• Exercise details
Reproduce all of the data word for word.

>>>>

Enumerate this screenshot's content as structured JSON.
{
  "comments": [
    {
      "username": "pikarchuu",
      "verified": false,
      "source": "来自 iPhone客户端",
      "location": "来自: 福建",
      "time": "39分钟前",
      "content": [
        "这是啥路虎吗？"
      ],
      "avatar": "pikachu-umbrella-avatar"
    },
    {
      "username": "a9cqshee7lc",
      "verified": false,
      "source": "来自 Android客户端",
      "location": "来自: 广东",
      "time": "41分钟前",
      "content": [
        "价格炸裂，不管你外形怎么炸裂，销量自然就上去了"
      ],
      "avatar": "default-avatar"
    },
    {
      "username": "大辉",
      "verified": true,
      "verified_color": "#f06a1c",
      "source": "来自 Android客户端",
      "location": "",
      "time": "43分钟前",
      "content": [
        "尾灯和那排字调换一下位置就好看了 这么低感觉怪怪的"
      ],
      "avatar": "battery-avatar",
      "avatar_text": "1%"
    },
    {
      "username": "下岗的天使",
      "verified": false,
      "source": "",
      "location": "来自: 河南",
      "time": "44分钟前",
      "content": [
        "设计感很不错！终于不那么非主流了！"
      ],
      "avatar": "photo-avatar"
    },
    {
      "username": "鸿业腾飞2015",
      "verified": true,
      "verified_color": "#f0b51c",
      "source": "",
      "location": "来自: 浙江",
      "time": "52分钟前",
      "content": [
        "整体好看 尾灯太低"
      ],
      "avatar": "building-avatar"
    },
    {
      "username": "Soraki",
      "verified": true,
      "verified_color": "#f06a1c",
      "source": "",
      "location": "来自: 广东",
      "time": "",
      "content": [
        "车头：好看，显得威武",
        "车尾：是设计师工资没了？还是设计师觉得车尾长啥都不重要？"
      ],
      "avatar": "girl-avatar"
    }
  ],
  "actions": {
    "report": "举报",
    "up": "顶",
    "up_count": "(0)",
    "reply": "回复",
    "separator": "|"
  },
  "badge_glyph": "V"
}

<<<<

• Answer space
Enumerate this screenshot's content as structured JSON.
{
  "comments": [
    {
      "username": "pikarchuu",
      "verified": false,
      "source": "来自 iPhone客户端",
      "location": "来自: 福建",
      "time": "39分钟前",
      "content": [
        "这是啥路虎吗？"
      ],
      "avatar": "pikachu-umbrella-avatar"
    },
    {
      "username": "a9cqshee7lc",
      "verified": false,
      "source": "来自 Android客户端",
      "location": "来自: 广东",
      "time": "41分钟前",
      "content": [
        "价格炸裂，不管你外形怎么炸裂，销量自然就上去了"
      ],
      "avatar": "default-avatar"
    },
    {
      "username": "大辉",
      "verified": true,
      "verified_color": "#f06a1c",
      "source": "来自 Android客户端",
      "location": "",
      "time": "43分钟前",
      "content": [
        "尾灯和那排字调换一下位置就好看了 这么低感觉怪怪的"
      ],
      "avatar": "battery-avatar",
      "avatar_text": "1%"
    },
    {
      "username": "下岗的天使",
      "verified": false,
      "source": "",
      "location": "来自: 河南",
      "time": "44分钟前",
      "content": [
        "设计感很不错！终于不那么非主流了！"
      ],
      "avatar": "photo-avatar"
    },
    {
      "username": "鸿业腾飞2015",
      "verified": true,
      "verified_color": "#f0b51c",
      "source": "",
      "location": "来自: 浙江",
      "time": "52分钟前",
      "content": [
        "整体好看 尾灯太低"
      ],
      "avatar": "building-avatar"
    },
    {
      "username": "Soraki",
      "verified": true,
      "verified_color": "#f06a1c",
      "source": "",
      "location": "来自: 广东",
      "time": "",
      "content": [
        "车头：好看，显得威武",
        "车尾：是设计师工资没了？还是设计师觉得车尾长啥都不重要？"
      ],
      "avatar": "girl-avatar"
    }
  ],
  "actions": {
    "report": "举报",
    "up": "顶",
    "up_count": "(0)",
    "reply": "回复",
    "separator": "|"
  },
  "badge_glyph": "V"
}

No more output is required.